▸ Information supplied

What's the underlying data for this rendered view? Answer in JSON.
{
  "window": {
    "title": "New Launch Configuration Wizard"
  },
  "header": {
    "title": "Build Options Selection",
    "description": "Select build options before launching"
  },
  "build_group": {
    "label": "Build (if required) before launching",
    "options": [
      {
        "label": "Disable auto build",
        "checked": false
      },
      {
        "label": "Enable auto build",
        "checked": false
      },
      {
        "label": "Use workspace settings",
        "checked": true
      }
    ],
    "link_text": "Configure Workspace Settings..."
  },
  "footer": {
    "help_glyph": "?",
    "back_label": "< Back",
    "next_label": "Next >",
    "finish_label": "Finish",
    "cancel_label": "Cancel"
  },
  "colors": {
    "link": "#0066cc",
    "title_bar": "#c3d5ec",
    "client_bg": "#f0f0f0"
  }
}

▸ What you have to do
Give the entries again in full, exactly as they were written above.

▸ Exercise result
What's the underlying data for this rendered view? Answer in JSON.
{
  "window": {
    "title": "New Launch Configuration Wizard"
  },
  "header": {
    "title": "Build Options Selection",
    "description": "Select build options before launching"
  },
  "build_group": {
    "label": "Build (if required) before launching",
    "options": [
      {
        "label": "Disable auto build",
        "checked": false
      },
      {
        "label": "Enable auto build",
        "checked": false
      },
      {
        "label": "Use workspace settings",
        "checked": true
      }
    ],
    "link_text": "Configure Workspace Settings..."
  },
  "footer": {
    "help_glyph": "?",
    "back_label": "< Back",
    "next_label": "Next >",
    "finish_label": "Finish",
    "cancel_label": "Cancel"
  },
  "colors": {
    "link": "#0066cc",
    "title_bar": "#c3d5ec",
    "client_bg": "#f0f0f0"
  }
}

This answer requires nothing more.